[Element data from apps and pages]
----

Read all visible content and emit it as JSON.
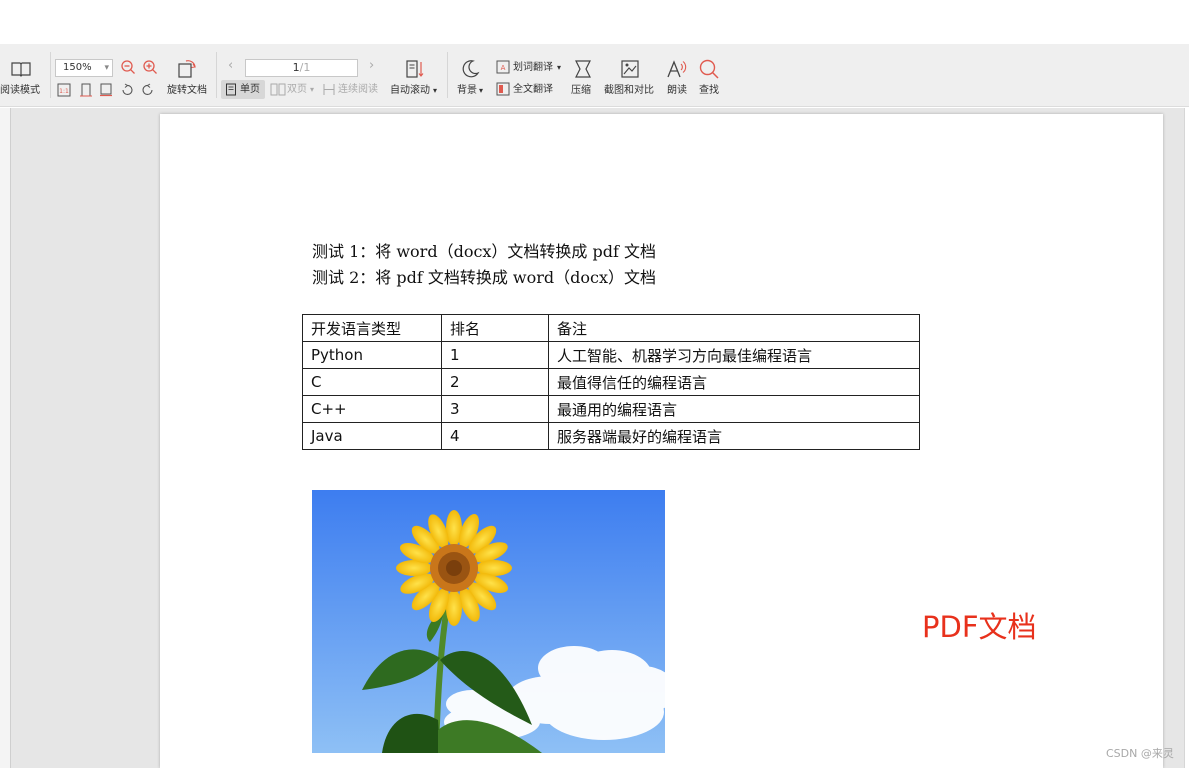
{
  "toolbar": {
    "reading_mode": "阅读模式",
    "zoom_value": "150%",
    "rotate_doc": "旋转文档",
    "page_current": "1",
    "page_total": "/1",
    "single_page": "单页",
    "double_page": "双页",
    "continuous_read": "连续阅读",
    "auto_scroll": "自动滚动",
    "background": "背景",
    "word_translate": "划词翻译",
    "full_translate": "全文翻译",
    "compress": "压缩",
    "screenshot_compare": "截图和对比",
    "read_aloud": "朗读",
    "find": "查找",
    "dropdown_glyph": "▾",
    "fit_label": "1:1",
    "accent_color": "#e05a4f"
  },
  "document": {
    "line1": "测试 1：将 word（docx）文档转换成 pdf 文档",
    "line2": "测试 2：将 pdf 文档转换成 word（docx）文档",
    "table": {
      "headers": [
        "开发语言类型",
        "排名",
        "备注"
      ],
      "rows": [
        [
          "Python",
          "1",
          "人工智能、机器学习方向最佳编程语言"
        ],
        [
          "C",
          "2",
          "最值得信任的编程语言"
        ],
        [
          "C++",
          "3",
          "最通用的编程语言"
        ],
        [
          "Java",
          "4",
          "服务器端最好的编程语言"
        ]
      ]
    }
  },
  "annotation": {
    "text": "PDF文档",
    "color": "#e8311c"
  },
  "watermark": "CSDN @来灵"
}
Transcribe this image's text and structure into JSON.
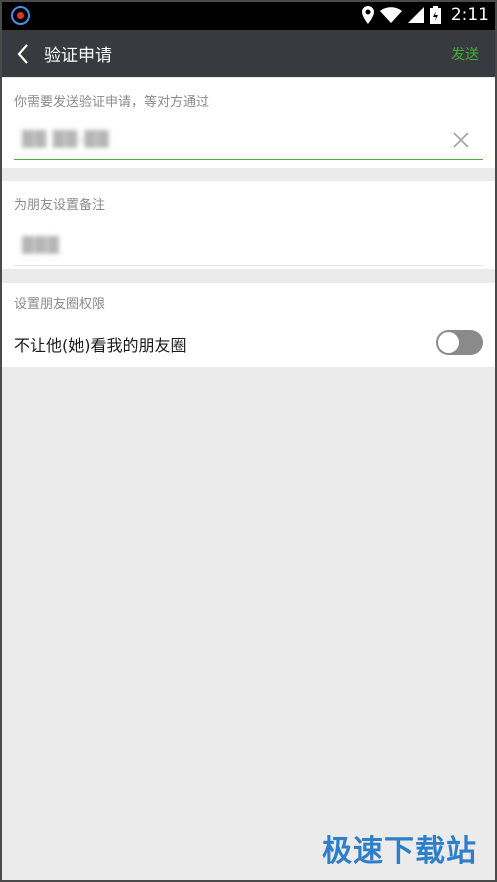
{
  "status_bar": {
    "time": "2:11",
    "icons": [
      "record-icon",
      "location-icon",
      "wifi-icon",
      "signal-icon",
      "battery-icon"
    ]
  },
  "header": {
    "title": "验证申请",
    "send_label": "发送",
    "accent_color": "#3cb034"
  },
  "verify_section": {
    "label": "你需要发送验证申请，等对方通过",
    "input_value": "██ ██-██"
  },
  "remark_section": {
    "label": "为朋友设置备注",
    "input_value": "███"
  },
  "moments_section": {
    "label": "设置朋友圈权限",
    "toggle_label": "不让他(她)看我的朋友圈",
    "toggle_on": false
  },
  "watermark": "极速下载站"
}
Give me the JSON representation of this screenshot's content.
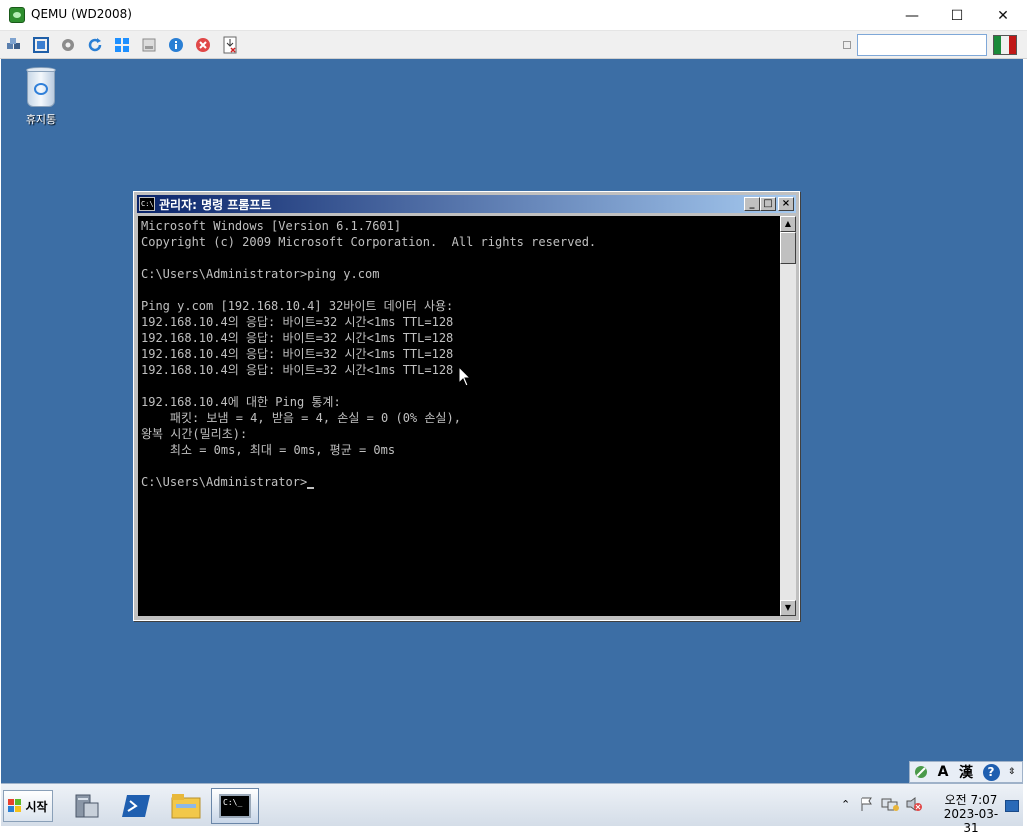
{
  "host_window": {
    "title": "QEMU (WD2008)",
    "minimize_glyph": "—",
    "maximize_glyph": "☐",
    "close_glyph": "✕"
  },
  "toolbar": {
    "icons": [
      "cubes-icon",
      "fullscreen-icon",
      "gear-icon",
      "refresh-icon",
      "windows-icon",
      "drive-icon",
      "info-icon",
      "stop-icon",
      "remove-device-icon"
    ],
    "search_value": ""
  },
  "desktop": {
    "background": "#3c6ea5",
    "recycle_bin_label": "휴지통"
  },
  "cmd_window": {
    "title": "관리자: 명령 프롬프트",
    "icon_text": "C:\\",
    "lines": [
      "Microsoft Windows [Version 6.1.7601]",
      "Copyright (c) 2009 Microsoft Corporation.  All rights reserved.",
      "",
      "C:\\Users\\Administrator>ping y.com",
      "",
      "Ping y.com [192.168.10.4] 32바이트 데이터 사용:",
      "192.168.10.4의 응답: 바이트=32 시간<1ms TTL=128",
      "192.168.10.4의 응답: 바이트=32 시간<1ms TTL=128",
      "192.168.10.4의 응답: 바이트=32 시간<1ms TTL=128",
      "192.168.10.4의 응답: 바이트=32 시간<1ms TTL=128",
      "",
      "192.168.10.4에 대한 Ping 통계:",
      "    패킷: 보냄 = 4, 받음 = 4, 손실 = 0 (0% 손실),",
      "왕복 시간(밀리초):",
      "    최소 = 0ms, 최대 = 0ms, 평균 = 0ms",
      "",
      "C:\\Users\\Administrator>"
    ]
  },
  "language_bar": {
    "ime_label": "A",
    "hanja_label": "漢",
    "help_label": "?"
  },
  "taskbar": {
    "start_label": "시작",
    "apps": [
      "server-manager-icon",
      "powershell-icon",
      "explorer-icon",
      "cmd-icon"
    ],
    "active_app_text": "C:\\_",
    "clock_time": "오전 7:07",
    "clock_date": "2023-03-31"
  }
}
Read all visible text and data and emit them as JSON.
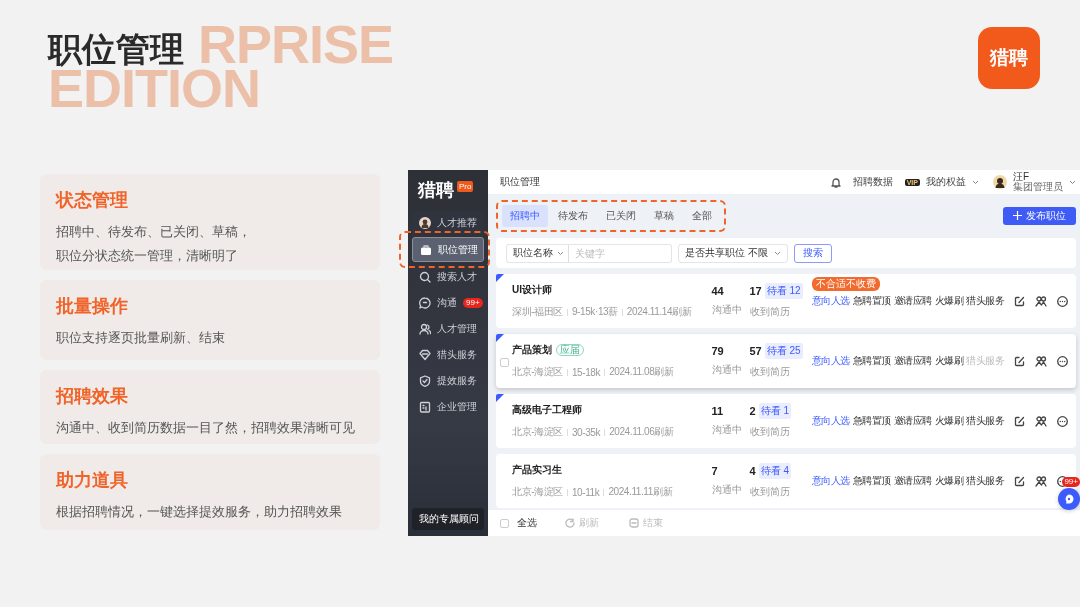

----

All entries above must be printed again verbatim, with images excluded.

Read all visible content and emit it as JSON.
{
  "toolbar": {
    "reading_mode": "阅读模式",
    "zoom_value": "150%",
    "rotate_doc": "旋转文档",
    "page_current": "1",
    "page_total": "/1",
    "single_page": "单页",
    "double_page": "双页",
    "continuous_read": "连续阅读",
    "auto_scroll": "自动滚动",
    "background": "背景",
    "word_translate": "划词翻译",
    "full_translate": "全文翻译",
    "compress": "压缩",
    "screenshot_compare": "截图和对比",
    "read_aloud": "朗读",
    "find": "查找",
    "dropdown_glyph": "▾",
    "fit_label": "1:1",
    "accent_color": "#e05a4f"
  },
  "document": {
    "line1": "测试 1：将 word（docx）文档转换成 pdf 文档",
    "line2": "测试 2：将 pdf 文档转换成 word（docx）文档",
    "table": {
      "headers": [
        "开发语言类型",
        "排名",
        "备注"
      ],
      "rows": [
        [
          "Python",
          "1",
          "人工智能、机器学习方向最佳编程语言"
        ],
        [
          "C",
          "2",
          "最值得信任的编程语言"
        ],
        [
          "C++",
          "3",
          "最通用的编程语言"
        ],
        [
          "Java",
          "4",
          "服务器端最好的编程语言"
        ]
      ]
    }
  },
  "annotation": {
    "text": "PDF文档",
    "color": "#e8311c"
  },
  "watermark": "CSDN @来灵"
}
Transcribe this image's text and structure into JSON.
{
  "status_bar": {
    "time": "2:11",
    "icons": [
      "record-icon",
      "location-icon",
      "wifi-icon",
      "signal-icon",
      "battery-icon"
    ]
  },
  "header": {
    "title": "验证申请",
    "send_label": "发送",
    "accent_color": "#3cb034"
  },
  "verify_section": {
    "label": "你需要发送验证申请，等对方通过",
    "input_value": "██ ██-██"
  },
  "remark_section": {
    "label": "为朋友设置备注",
    "input_value": "███"
  },
  "moments_section": {
    "label": "设置朋友圈权限",
    "toggle_label": "不让他(她)看我的朋友圈",
    "toggle_on": false
  },
  "watermark": "极速下载站"
}
Give me the JSON representation of this screenshot's content.
{
  "host_window": {
    "title": "QEMU (WD2008)",
    "minimize_glyph": "—",
    "maximize_glyph": "☐",
    "close_glyph": "✕"
  },
  "toolbar": {
    "icons": [
      "cubes-icon",
      "fullscreen-icon",
      "gear-icon",
      "refresh-icon",
      "windows-icon",
      "drive-icon",
      "info-icon",
      "stop-icon",
      "remove-device-icon"
    ],
    "search_value": ""
  },
  "desktop": {
    "background": "#3c6ea5",
    "recycle_bin_label": "휴지통"
  },
  "cmd_window": {
    "title": "관리자: 명령 프롬프트",
    "icon_text": "C:\\",
    "lines": [
      "Microsoft Windows [Version 6.1.7601]",
      "Copyright (c) 2009 Microsoft Corporation.  All rights reserved.",
      "",
      "C:\\Users\\Administrator>ping y.com",
      "",
      "Ping y.com [192.168.10.4] 32바이트 데이터 사용:",
      "192.168.10.4의 응답: 바이트=32 시간<1ms TTL=128",
      "192.168.10.4의 응답: 바이트=32 시간<1ms TTL=128",
      "192.168.10.4의 응답: 바이트=32 시간<1ms TTL=128",
      "192.168.10.4의 응답: 바이트=32 시간<1ms TTL=128",
      "",
      "192.168.10.4에 대한 Ping 통계:",
      "    패킷: 보냄 = 4, 받음 = 4, 손실 = 0 (0% 손실),",
      "왕복 시간(밀리초):",
      "    최소 = 0ms, 최대 = 0ms, 평균 = 0ms",
      "",
      "C:\\Users\\Administrator>"
    ]
  },
  "language_bar": {
    "ime_label": "A",
    "hanja_label": "漢",
    "help_label": "?"
  },
  "taskbar": {
    "start_label": "시작",
    "apps": [
      "server-manager-icon",
      "powershell-icon",
      "explorer-icon",
      "cmd-icon"
    ],
    "active_app_text": "C:\\_",
    "clock_time": "오전 7:07",
    "clock_date": "2023-03-31"
  }
}
Read all visible text and data and emit them as JSON.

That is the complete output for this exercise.